The French Revolution was a watershed event in modern European history that began in 1789 and ended in the late 1790s with the ascent of Napoleon Bonaparte. During this period, French citizens razed and redesigned their country’s political landscape, uprooting centuries-old institutions such as absolute monarchy and the feudal system.
As the 18th century drew to a close, France’s costly involvement in the American Revolution, and extravagant spending by King Louis XVI and his predecessor, had left the country on the brink of bankruptcy.
On June 12, as the National Assembly (known as the National Constituent Assembly during its work on a constitution) continued to meet at Versailles, fear and violence consumed the capital.
In June 1793, the Jacobins seized control of the National Convention from the more moderate Girondins and instituted a series of radical measures, including the establishment of a new calendar and the eradication of Christianity.

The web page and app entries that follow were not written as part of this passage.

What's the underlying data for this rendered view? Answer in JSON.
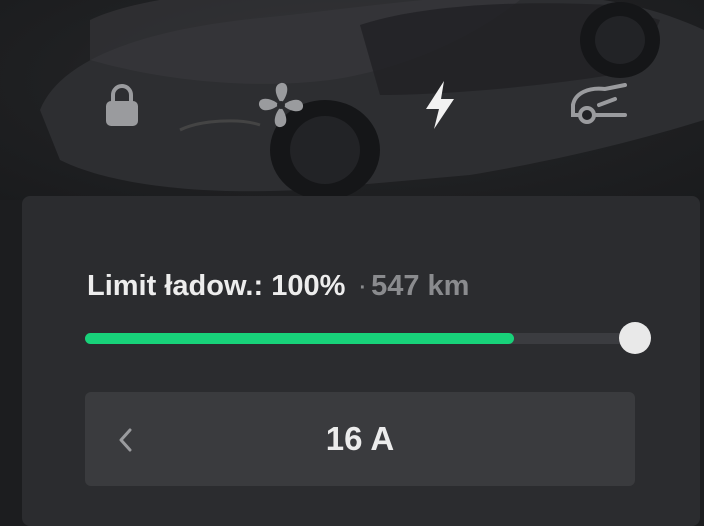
{
  "icons": {
    "lock": "lock-icon",
    "climate": "fan-icon",
    "charging": "lightning-icon",
    "trunk": "car-trunk-icon"
  },
  "charge": {
    "label": "Limit ładow.:",
    "percent": "100%",
    "separator": "·",
    "range": "547 km",
    "slider_fill_fraction": 0.78
  },
  "amperage": {
    "value": "16 A",
    "prev_icon": "chevron-left-icon"
  },
  "colors": {
    "accent_green": "#18d27a",
    "background": "#1c1d1f",
    "panel": "#2b2c2f"
  }
}
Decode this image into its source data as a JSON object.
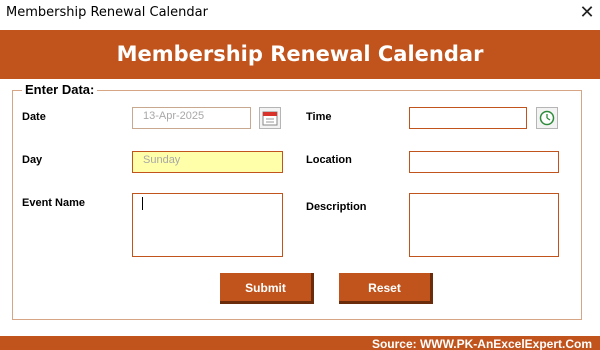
{
  "window": {
    "title": "Membership Renewal Calendar"
  },
  "banner": {
    "heading": "Membership Renewal Calendar"
  },
  "form": {
    "group_label": "Enter Data:",
    "date": {
      "label": "Date",
      "value": "13-Apr-2025"
    },
    "day": {
      "label": "Day",
      "value": "Sunday"
    },
    "event_name": {
      "label": "Event Name",
      "value": ""
    },
    "time": {
      "label": "Time",
      "value": ""
    },
    "location": {
      "label": "Location",
      "value": ""
    },
    "description": {
      "label": "Description",
      "value": ""
    }
  },
  "buttons": {
    "submit": "Submit",
    "reset": "Reset"
  },
  "footer": {
    "source": "Source: WWW.PK-AnExcelExpert.Com"
  },
  "colors": {
    "accent": "#c0541c",
    "day_field_bg": "#ffffa9",
    "panel_border": "#d5a585"
  },
  "icons": {
    "close": "close-icon",
    "date_picker": "calendar-icon",
    "time_picker": "clock-icon"
  }
}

On August 22, 1795, the National Convention, composed largely of Girondins who had survived the Reign of Terror, approved a new constitution that created France’s first bicameral legislature. Executive power would lie in the hands of a five-member Directory ( Directoire) appointed by parliament.
On June 17, with talks over procedure stalled, the Third Estate met alone and formally adopted the title of National Assembly; three days later, they met in a nearby indoor tennis court and took the so-called Tennis Court Oath ( serment du jeu de paume ), vowing not to disperse until constitutional reform had been achieved.
It generated ideas of liberty, equality and fraternity which crossed the boundaries of France and influenced whole of Europe. The revolution not only changed the political, social and economic life of the people but also affected the entire course of world history.
It was the first great uprising of the people against the autocracy of the ruler. It generated ideas of liberty, equality and fraternity which crossed the boundaries of France and influenced whole of Europe.
In desperation, Louis XVI convened the Estates-General (the French Assembly) on May 5, 1789, so that it would grant him the required amount of money. In the past, voting in the Estates-General had been conducted on the principle that each estate would have one vote.
The Bourbon monarchs lived in splendor in the royal palace of Versailles. The finances of France were in a deplorable condition. The treasury was practically empty after the numerous wars that France was involved in. King Louis XVI was incapable of guiding France through the political and financial crises.
French philosophers like Voltaire, Rousseau and Montesquieu inspired the people with revolutionary ideas of liberty and equality. Montesquieu rejected the theory of the Divine Right of Kings and urged for separation of powers. Rousseau, in his book ‘Social Contract’, announced that sovereign power lay in popular will.
The social conditions of France were as distressing as its political organisation. French society was divided into three classes or estates. The privileged class comprising the clergy and the aristocracy formed the first estate and the second estate respectively.
It declared, “Men are born and remain free and are equal in rights.”. The drafting of the Constitution was completed by the end of 1791. In 1792, the French monarchy was abolished and France became a republic upholding the principles of liberty, equality and fraternity. A provisional government was set up.